I have often shied away from using legumes that require overnight soaking and hours of cooking–though I do believe this is a healthier choice than canned legumes (beans). I like to provide ways to save time when creating my recipes, but this time I decided to use dry chickpeas as they are on sale this month at Mother Earth’s. I was pleasantly surprised that the chickpeas cooked within one hour (cooking time may vary). If you need to save time, by all means use the canned chickpeas. The sauce is easy to make and quite tasty; not too spicy. I received very good reviews. Thank you customers!
2 tablespoons extra-virgin olive oil
1 cup chopped onions
1 tablespoon finely chopped (or minced) garlic
1 teaspoon paprika
½ ginger powder
¼ teaspoon crushed red pepper (or to taste)
Pinch of turmeric (optional)
6 cups cooked chickpeas
4–5 tablespoons Bragg liquid aminos (or soy sauce)
1 (13–14-ounce) can coconut milk
¼ cup all-natural peanut butter
1 cup water
2 cups finely chopped kale leaves
1 teaspoon toasted sesame oil
Heat oil in a medium-size pot over medium heat. Add onions and garlic and sauté for 5–10 minutes, until onions are well cooked. Add paprika, ginger, red pepper and turmeric. Stir to combine. Add chickpeas and liquid aminos and stir together. Add coconut milk, peanut butter and water. Stir together and cook until ingredients are well combined. Add kale and sesame oil and cook for about 15 minutes. Serve warm or hot. Serves 6.
Health Benefits of Chickpeas
- Protein: Chickpeas has good source of folic acid, manganese, iron, copper, magnesium and molybendum. Also they provide fat free and high quality protein.
- Lower your risk of heart disease: Regular consumption of chickpeas or garbanzo beans can lower bad cholesterol and total cholesterol levels. Studies also shown that chickpeas can lower the risk of heart disease.
- For Women: Garbanzo contain phytochemicals called saponins, which can act as antioxidants. It could lower the risk of breast cancer, and protect against osteoporosis. It also minimizes hot flushes in post menopausal women.
- Iron for energy: Chickpeas can boost your energy because of their iron content. If you’re pregnant or lactating, your needs for iron increase. Children and adolescents also have increased needs for iron.
- Weight Loss: Due to high fiber content, chickpeas are good for weight loss diets. Salad with chickpeas are tasty and also keep you full longer which helps to contol the appetite. Iron is an integral component of hemoglobin, which transports oxygen from the lungs to all body cells.
- Manganese: Chickpeas has excellent source of trace mineral manganese. It is an essential cofactor in a number of enzymes in energy production and antioxidant defenses.
- Molydenum: Molybendum is a mineral for body’s mechanism to detoxify sulfites. Sulfite-sensitive individuals may experience headaches, confusion and a racing heartbeat.

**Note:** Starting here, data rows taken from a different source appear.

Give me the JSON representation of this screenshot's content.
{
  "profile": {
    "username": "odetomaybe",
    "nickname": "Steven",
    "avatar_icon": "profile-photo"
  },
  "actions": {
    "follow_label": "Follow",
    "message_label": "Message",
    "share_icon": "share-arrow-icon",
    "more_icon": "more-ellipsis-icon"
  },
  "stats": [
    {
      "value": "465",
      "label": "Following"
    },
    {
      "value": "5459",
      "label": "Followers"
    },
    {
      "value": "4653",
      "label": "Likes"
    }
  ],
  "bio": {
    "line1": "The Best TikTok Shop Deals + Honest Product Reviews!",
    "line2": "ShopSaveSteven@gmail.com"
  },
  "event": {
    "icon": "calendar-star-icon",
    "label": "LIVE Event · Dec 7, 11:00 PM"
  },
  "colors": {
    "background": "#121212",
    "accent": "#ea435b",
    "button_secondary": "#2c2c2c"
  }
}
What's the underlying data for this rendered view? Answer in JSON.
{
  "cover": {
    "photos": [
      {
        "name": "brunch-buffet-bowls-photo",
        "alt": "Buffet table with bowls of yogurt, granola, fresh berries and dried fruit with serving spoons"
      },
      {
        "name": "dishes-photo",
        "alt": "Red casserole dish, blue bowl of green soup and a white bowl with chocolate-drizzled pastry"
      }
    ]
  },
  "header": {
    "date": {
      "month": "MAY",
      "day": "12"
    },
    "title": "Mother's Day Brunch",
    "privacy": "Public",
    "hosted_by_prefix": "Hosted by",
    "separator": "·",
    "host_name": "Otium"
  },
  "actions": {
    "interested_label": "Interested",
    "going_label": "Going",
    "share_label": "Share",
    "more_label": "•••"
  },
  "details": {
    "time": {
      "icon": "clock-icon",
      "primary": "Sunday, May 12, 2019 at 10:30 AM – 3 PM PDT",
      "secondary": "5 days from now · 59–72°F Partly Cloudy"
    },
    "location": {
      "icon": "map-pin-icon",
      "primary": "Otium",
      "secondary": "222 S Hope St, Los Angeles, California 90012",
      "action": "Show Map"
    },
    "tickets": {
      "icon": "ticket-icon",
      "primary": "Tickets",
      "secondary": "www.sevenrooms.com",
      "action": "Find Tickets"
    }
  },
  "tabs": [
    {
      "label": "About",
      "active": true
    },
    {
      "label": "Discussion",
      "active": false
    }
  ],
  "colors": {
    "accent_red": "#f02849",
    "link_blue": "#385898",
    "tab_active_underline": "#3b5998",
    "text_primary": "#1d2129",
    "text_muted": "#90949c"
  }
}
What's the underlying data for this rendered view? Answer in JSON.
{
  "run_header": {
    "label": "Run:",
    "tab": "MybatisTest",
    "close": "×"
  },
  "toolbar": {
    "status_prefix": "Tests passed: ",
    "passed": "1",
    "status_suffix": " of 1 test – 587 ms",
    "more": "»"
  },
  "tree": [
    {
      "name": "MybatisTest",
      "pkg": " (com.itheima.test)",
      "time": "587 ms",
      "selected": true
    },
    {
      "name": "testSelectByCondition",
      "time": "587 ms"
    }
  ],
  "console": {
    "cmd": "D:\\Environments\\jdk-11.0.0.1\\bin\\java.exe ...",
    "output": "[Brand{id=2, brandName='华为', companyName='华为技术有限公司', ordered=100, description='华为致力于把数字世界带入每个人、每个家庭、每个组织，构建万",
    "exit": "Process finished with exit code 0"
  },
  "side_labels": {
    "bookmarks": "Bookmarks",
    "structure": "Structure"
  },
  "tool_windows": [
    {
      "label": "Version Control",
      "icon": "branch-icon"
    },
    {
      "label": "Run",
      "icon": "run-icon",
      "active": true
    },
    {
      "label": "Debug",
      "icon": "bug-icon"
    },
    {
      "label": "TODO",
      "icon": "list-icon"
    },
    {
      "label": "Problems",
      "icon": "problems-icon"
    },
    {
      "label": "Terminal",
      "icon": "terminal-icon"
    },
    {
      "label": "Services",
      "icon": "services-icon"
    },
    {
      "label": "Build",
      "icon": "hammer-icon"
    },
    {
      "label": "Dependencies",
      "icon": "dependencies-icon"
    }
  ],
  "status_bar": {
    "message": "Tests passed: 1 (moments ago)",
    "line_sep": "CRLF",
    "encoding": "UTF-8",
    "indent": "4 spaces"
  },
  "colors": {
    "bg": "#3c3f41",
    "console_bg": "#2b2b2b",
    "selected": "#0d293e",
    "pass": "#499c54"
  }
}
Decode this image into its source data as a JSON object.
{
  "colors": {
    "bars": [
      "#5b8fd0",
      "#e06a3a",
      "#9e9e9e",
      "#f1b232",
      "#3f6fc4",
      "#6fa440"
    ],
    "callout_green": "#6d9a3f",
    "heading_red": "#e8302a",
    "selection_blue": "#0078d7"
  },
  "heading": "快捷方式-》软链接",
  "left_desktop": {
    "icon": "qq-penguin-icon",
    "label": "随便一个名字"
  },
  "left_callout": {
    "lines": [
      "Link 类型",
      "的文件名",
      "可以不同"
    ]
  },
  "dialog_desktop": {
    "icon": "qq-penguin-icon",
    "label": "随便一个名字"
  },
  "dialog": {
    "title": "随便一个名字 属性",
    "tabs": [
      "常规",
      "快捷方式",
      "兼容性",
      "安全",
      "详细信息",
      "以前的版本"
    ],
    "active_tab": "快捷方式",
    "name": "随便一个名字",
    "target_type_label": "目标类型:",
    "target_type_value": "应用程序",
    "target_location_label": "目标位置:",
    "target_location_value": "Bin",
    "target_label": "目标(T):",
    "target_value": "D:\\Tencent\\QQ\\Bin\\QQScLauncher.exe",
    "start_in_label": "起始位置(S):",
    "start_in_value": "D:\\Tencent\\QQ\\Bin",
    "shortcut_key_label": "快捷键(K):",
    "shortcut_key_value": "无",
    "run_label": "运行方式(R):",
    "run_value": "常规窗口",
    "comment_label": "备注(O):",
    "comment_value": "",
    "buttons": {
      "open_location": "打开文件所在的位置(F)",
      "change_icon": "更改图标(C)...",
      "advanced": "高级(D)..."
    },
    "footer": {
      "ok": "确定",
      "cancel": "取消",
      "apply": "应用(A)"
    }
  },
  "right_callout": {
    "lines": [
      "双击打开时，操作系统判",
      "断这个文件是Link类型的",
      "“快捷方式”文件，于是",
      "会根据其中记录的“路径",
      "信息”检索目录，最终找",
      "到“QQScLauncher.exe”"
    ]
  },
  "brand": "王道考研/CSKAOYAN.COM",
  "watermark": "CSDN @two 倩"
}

- Glycemic index: High fiber and low glycemic index content of chickpeas prevents blood sugar or blood glucose levels from rising too rapidly after a meal. Legumes can be digested very easily because of their high fiber content. Chick peas is a great choice for individuals with diabetes, insulin resistance or hypoglycemia.
- Constipation: Dietary fiber prevents constipation and digestive disorders.
- Calcium: Chickpeas has significant source of calcium. Some sources quote it as equal to milk and yogurt.
Cholesterol: Having elevated cholesterol levels significantly increases your risk of suffering from a stroke or heart attack. Eating soluble-rich foods like chickpeas and oatmeal can reduce your cholesterol levels naturally.
Weight Loss: Including fiber-rich foods in your diet plan can make weight loss more effective. Fiber distends your stomach, making you feel satiated for longer periods. If you eat legumes like chickpeas regularly you can expect more robust weight loss than you’d get from simply cutting calories.
Intestinal Health: Fiber-rich foods like chickpeas help promote a healthy intestine. The fiber in chickpeas lessens the strain on your intestine, reducing the risk of painful diverticulitis disease and constipation. A single-cup serving of canned chickpeas contains more than 10 g of fiber, the USDA Nutrient Database states.
Diabetes: People who eat legumes are less likely to become type 2 diabetic, according to a study published in the January American Journal of Clinical Nutrition. The paper reports on a study which found that women who ate legumes like chickpeas were 40 percent less likely to get type 2 diabetes than women that who didn’t eat legumes. The authors note that the carbohydrates in legumes are digested slowly, reducing the blood sugar peaks and valleys that can contribute to insulin resistance and diabetes.